From the 1948 yearbook, a picture of a sewing class; I discovered my aunt Mary Cornell in the far right of that shot! I brough it to my aunt's attention and she identified Alice Greenburg and Marilyn Goldfarb sitting at the table with her. On the right, a general activities shot from the 1949 yearbook.
|Class 9B7, 1948 and Class 9B1, 1949|
Of course I had to include my mother's class graduation picture which includes my aunt Mary. My mother even attempts to ID the class. On the right, A class shot from the 1949 yearbook. If the teachers look old, that's because many were brought out of retirement during the war, according to my aunt. "We enjoyed it because they used to tell us stories about the old days. In their time, teachers were not supposed to get married. The class was their family".
|Yearbook Ads, 1949|
I always like to include a few yearbook ads to display a few of the local businesses of the era.
|Class 9B4, June 1949|
Howard Rubin sent in his class picture from the June graduating class 9B4 of 1949.
|Red and White, January 1951|
I was disappointed when I picked up this 1951 yearbook to discover they did not include any senior class pictures. I did find a small grainy shot of the schoolyard seen on the right, and a great tidbit- see below.
In that 1951 yearbook someone noted that "Danny Kaye and Phil Silvers walked these hallowed halls" I was able to find Phil and his family in the 1920 census, when Phil was 9 years old. They lived at 417 Pennsylvania Avenue.
|Red and White, 1955|
Thanks to Evelyn Israel for a shot of the 1955 yearbook.
|Class 9-315, 1957|
Evelyn Israel supplies the graduation program from 1957. It was held at the Premier Theater. Evelyn noted the Principal, Harry Kreimeier, was formerly the Principal at P.S. 63. On the right, Evelyn supplies and image of her graduation class, and supplies IDs; "Front row:Estelle Schnider, Linda Abrams, Ilona Berger, Rebecca Shulman, Evelyn Walsdorf, Dina Weiss, Rosalie Fleischman, Rochelle Goldberg, Elissa Winter.
@nd Row: Allan Skolnick, Allan Rabinowitz, Norman Kaufman, Michaels Topf, Mr;s Powers, Manuel Gandler, Carl Sttreim, Melvin Cohen, Robert Wendroff.
3rd Row: Marton Cohen, Barry Semel, David Rubin, Priscilla Harris, Marilyn Feldman, Michael Sabin, Sandra Epstein, Renee Bleiweiss, Harold Berman, William Lipson, Carl Levy.
Top Row: Stephen Schwartz, Alfred Goldstein, Sanford Blovad, Phillip Yourman, Ellen Gerson, Allan Gottfried, David Lilien, Paul Gelber, Micael Gottlieb."
|Red and White, 1963|

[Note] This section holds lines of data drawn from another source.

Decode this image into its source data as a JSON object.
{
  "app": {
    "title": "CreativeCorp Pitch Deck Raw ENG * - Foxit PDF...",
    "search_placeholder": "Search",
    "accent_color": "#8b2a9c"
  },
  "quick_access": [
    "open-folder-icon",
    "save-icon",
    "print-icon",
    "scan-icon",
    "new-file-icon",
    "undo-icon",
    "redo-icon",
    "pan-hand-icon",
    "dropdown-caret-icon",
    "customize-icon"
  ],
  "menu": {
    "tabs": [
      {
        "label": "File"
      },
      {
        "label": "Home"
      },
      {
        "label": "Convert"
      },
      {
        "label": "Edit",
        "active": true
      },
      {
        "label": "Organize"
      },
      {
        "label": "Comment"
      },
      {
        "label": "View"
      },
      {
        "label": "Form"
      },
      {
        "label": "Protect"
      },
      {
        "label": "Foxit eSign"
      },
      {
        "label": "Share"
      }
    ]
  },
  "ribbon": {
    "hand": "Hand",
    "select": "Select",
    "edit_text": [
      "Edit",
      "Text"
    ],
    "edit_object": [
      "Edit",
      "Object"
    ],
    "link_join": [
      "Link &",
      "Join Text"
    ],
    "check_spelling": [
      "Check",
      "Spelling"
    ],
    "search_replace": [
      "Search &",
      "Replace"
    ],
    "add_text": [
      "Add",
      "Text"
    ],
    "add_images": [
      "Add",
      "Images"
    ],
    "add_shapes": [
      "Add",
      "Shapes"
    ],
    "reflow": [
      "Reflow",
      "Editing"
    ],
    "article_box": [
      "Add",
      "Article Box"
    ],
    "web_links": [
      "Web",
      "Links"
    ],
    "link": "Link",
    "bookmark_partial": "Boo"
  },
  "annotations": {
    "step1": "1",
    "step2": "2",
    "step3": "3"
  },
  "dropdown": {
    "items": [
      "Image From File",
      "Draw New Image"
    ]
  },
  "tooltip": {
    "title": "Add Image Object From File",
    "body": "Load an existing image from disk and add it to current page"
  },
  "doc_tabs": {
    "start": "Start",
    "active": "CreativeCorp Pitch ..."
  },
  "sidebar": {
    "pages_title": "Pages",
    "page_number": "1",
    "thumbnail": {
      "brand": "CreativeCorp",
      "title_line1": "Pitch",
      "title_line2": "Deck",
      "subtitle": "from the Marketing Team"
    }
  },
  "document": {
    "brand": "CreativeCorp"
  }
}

James "Jimmy the Pea" Warren helped fill a gap with shots from the 1963 yearbook (inside cover) and his class picture, class 9-205.

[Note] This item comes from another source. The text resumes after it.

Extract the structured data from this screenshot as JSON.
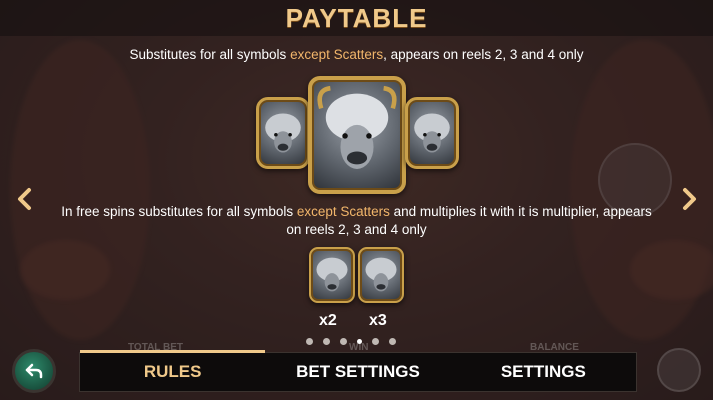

|I.S. 292, Pitkin and Wyona|
In 1967, the city opened I.S. 292 several blocks away and it becomes the new junior high school in the area, replacing 149. 149 becomes a grade school again, and currently serves grades K thru 5. Ironically, my older brother and I both attended 292 and have a wealth of stories but I have yet to place them on the site. I will provide one story that ties the school back to 149 to complete the circle. I have also touched base with Steve Cohen, an East New Yorker who taught at the school for 13 years. He enlightened me that even though the pay was poor, teaching was a draft-deferred position.